“Suckly” is a peculiar neologism coined by Sveta Mordovskaya. It’s a portmanteau of “suckle”, a literary word meaning to “breastfeed” or “suck at the breast”, and “sucky”, very colloquial American teen-speak for “awful”, “unpleasant” or “ingratiating”, “obsequious”. So Suckly Eye could mean either a lustful or pacifying eye or a threatening, devouring, degrading eye. As the ambiguity of the title suggests, the artist opens up a poetic realm in her practice that eludes clear-cut interpretations and instead reflects material, spatial and linguistic relations. The question remains: who or what exactly is sucking, or threatening to suck, whom or what?

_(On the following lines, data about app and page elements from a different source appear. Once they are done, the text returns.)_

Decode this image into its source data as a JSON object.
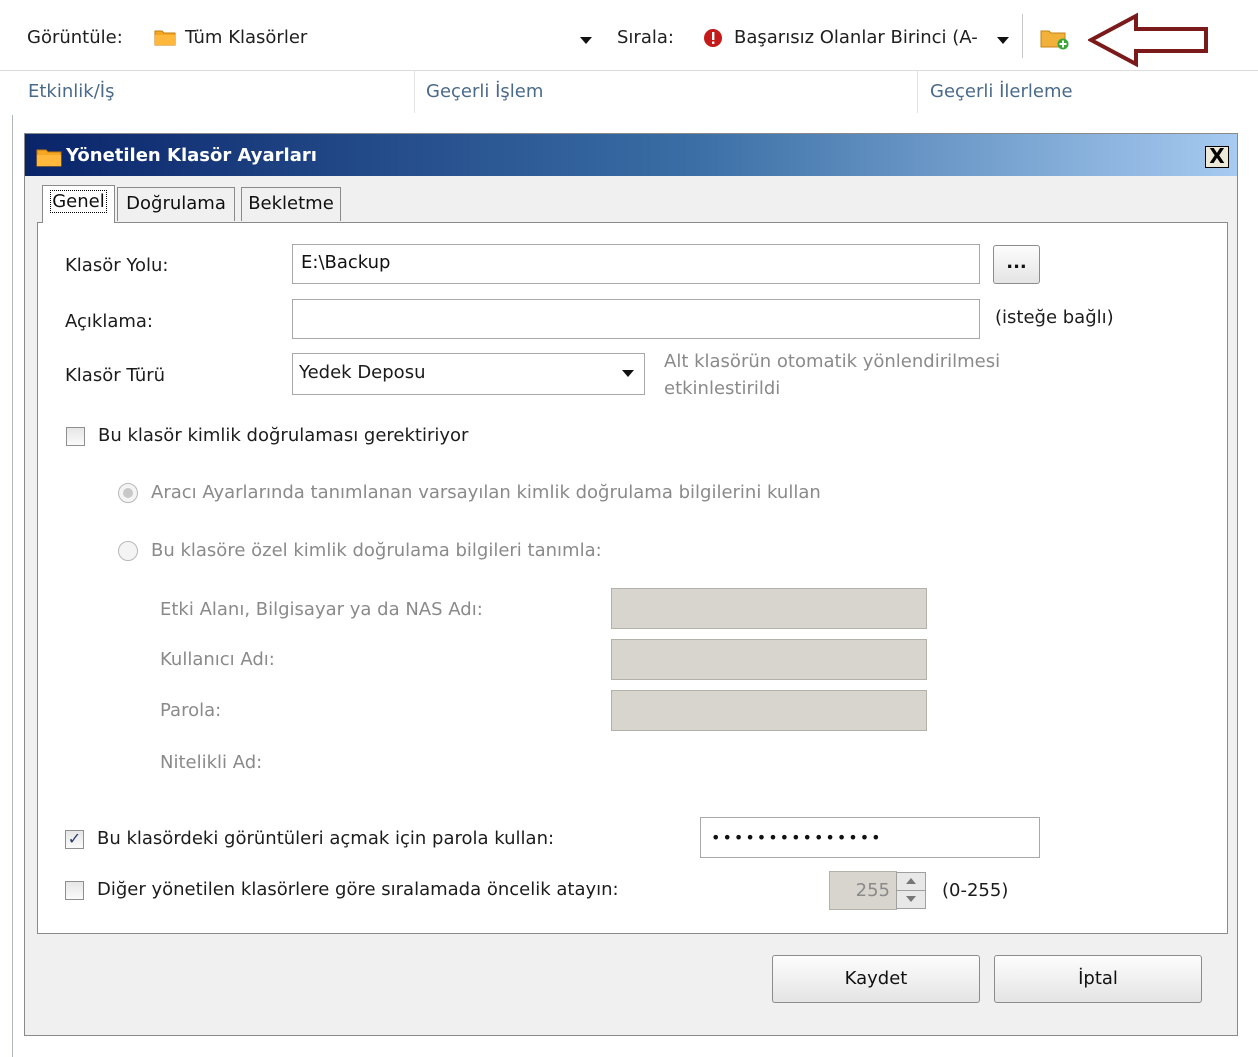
{
  "toolbar": {
    "view_label": "Görüntüle:",
    "view_value": "Tüm Klasörler",
    "sort_label": "Sırala:",
    "sort_value": "Başarısız Olanlar Birinci (A-"
  },
  "columns": [
    "Etkinlik/İş",
    "Geçerli İşlem",
    "Geçerli İlerleme"
  ],
  "dialog": {
    "title": "Yönetilen Klasör Ayarları",
    "close_label": "X",
    "tabs": [
      "Genel",
      "Doğrulama",
      "Bekletme"
    ],
    "folder_path_label": "Klasör Yolu:",
    "folder_path_value": "E:\\Backup",
    "browse_label": "...",
    "description_label": "Açıklama:",
    "description_value": "",
    "optional_note": "(isteğe bağlı)",
    "folder_type_label": "Klasör Türü",
    "folder_type_value": "Yedek Deposu",
    "folder_type_note_line1": "Alt klasörün otomatik yönlendirilmesi",
    "folder_type_note_line2": "etkinlestirildi",
    "auth_required_label": "Bu klasör kimlik doğrulaması gerektiriyor",
    "auth_required_checked": false,
    "radio_default_label": "Aracı Ayarlarında tanımlanan varsayılan kimlik doğrulama bilgilerini kullan",
    "radio_custom_label": "Bu klasöre özel kimlik doğrulama bilgileri tanımla:",
    "domain_label": "Etki Alanı, Bilgisayar ya da NAS Adı:",
    "username_label": "Kullanıcı Adı:",
    "password_label": "Parola:",
    "qualified_name_label": "Nitelikli Ad:",
    "image_password_label": "Bu klasördeki görüntüleri açmak için parola kullan:",
    "image_password_checked": true,
    "image_password_value": "•••••••••••••••",
    "priority_label": "Diğer yönetilen klasörlere göre sıralamada öncelik atayın:",
    "priority_checked": false,
    "priority_value": "255",
    "priority_range": "(0-255)",
    "save_label": "Kaydet",
    "cancel_label": "İptal"
  },
  "colors": {
    "title_gradient_start": "#0a246a",
    "title_gradient_end": "#a6caf0",
    "annotation_arrow": "#7a1a1a"
  }
}
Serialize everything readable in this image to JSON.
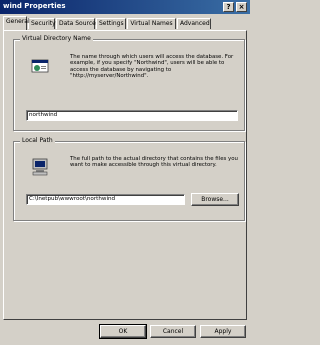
{
  "window": {
    "title": "wind Properties",
    "help_glyph": "?",
    "close_glyph": "×"
  },
  "tabs": [
    {
      "label": "General",
      "active": true
    },
    {
      "label": "Security",
      "active": false
    },
    {
      "label": "Data Source",
      "active": false
    },
    {
      "label": "Settings",
      "active": false
    },
    {
      "label": "Virtual Names",
      "active": false
    },
    {
      "label": "Advanced",
      "active": false
    }
  ],
  "virtual_directory": {
    "group_label": "Virtual Directory Name",
    "description": "The name through which users will access the database. For example, if you specify \"Northwind\", users will be able to access the database by navigating to \"http://myserver/Northwind\".",
    "value": "northwind",
    "icon": "web-folder-icon"
  },
  "local_path": {
    "group_label": "Local Path",
    "description": "The full path to the actual directory that contains the files you want to make accessible through this virtual directory.",
    "value": "C:\\Inetpub\\wwwroot\\northwind",
    "browse_label": "Browse...",
    "icon": "computer-icon"
  },
  "buttons": {
    "ok": "OK",
    "cancel": "Cancel",
    "apply": "Apply"
  }
}
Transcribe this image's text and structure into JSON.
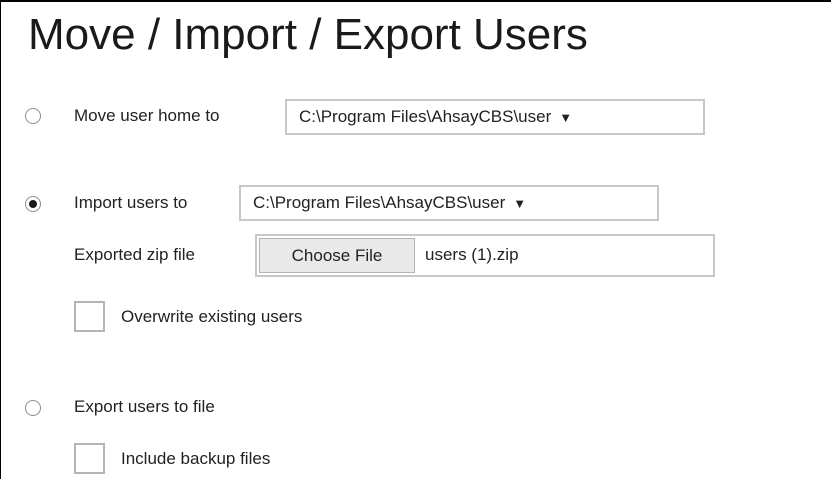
{
  "title": "Move / Import / Export Users",
  "move": {
    "label": "Move user home to",
    "selected": false,
    "path": "C:\\Program Files\\AhsayCBS\\user",
    "arrow": "▼"
  },
  "import": {
    "label": "Import users to",
    "selected": true,
    "path": "C:\\Program Files\\AhsayCBS\\user",
    "arrow": "▼",
    "zip_label": "Exported zip file",
    "choose_button": "Choose File",
    "file_name": "users (1).zip",
    "overwrite_label": "Overwrite existing users",
    "overwrite_checked": false
  },
  "export": {
    "label": "Export users to file",
    "selected": false,
    "include_label": "Include backup files",
    "include_checked": false
  }
}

What is striking about Mordovskaya’s earlier series of hats 1, masks 2 and huts 3 is that, although all the sculptures relate to the human body, they also concomitantly attest to its absence—an absence variously manifest in the present exhibition as well. Even when the sculptures take on an anthro- pomorphic (Untitled but more) or an abstract cast (e.g. Not titled yet I and II), they invariably remain external to the body—as covers, cases or carapaces, as outfits, accessories or frames. Not titled yet II, for example, blocks any attempt to glimpse inside the mysterious interspace (or the body). All we get to see is its tautly stretched covering, comprising two cloths draped one on top of the other, which calls to mind interior decoration—wallpaper, a curtain, perhaps even set design for the stage. This element of disguise and concealment piques our curiosity all the more. When we discover a sphere protruding from between the two pieces of fabric, we attribute a distinctive character to this pretty décor, even as we freeze, ashamed, under its gaze. Is it now up to us to stop the Other from suck(l)ing—to slake its greedy thirst? Does this evocation of another entity mean the only thing that really exists here is our own supposition that something (threatening) is there? Or does it drive home to us how dependent we are on the mediation of the Other in order to become aware of our own existence?
Untitled but more, in contrast, wears no covering. Instead, we’re drawn to markings that suggest a body. But these few presences merely refer to more absences. An empty sculpture? Even the monocle allows no view of what’s behind it and merely leads us back to our own physicality and visibility. What the sculpture does not show, does not exhibit, is made explicit here in a different manner.
By drawing our attention to the disguise, the outfit, the surface, Mordovskaya simultaneously refers to the appertaining but absent body, the wearer, which in turn puts its shell, its husk—its reified category of being—in a predicament and transfers it on us. Her questioning of the material and objects zeroes in on their passive status. By refusing to view material and objects as passive, by entering into dialogue with them instead, she tests their properties and potentialities, thereby creating new realms that can be aesthetically experienced.
1 Hut I-VII, 2016
2 gravidan at Plymouth Rock, Zurich, 2017
3 Das Mädchen aus gehobener Gesellschaft, 2017; Untitled, 2017; Kindheit und Reife,2017; Kommunara 5, 2017 at Kunsthaus Glarus, 2017
Photos: Flavio Karrer Courtesy: Weiss Falk and the Artist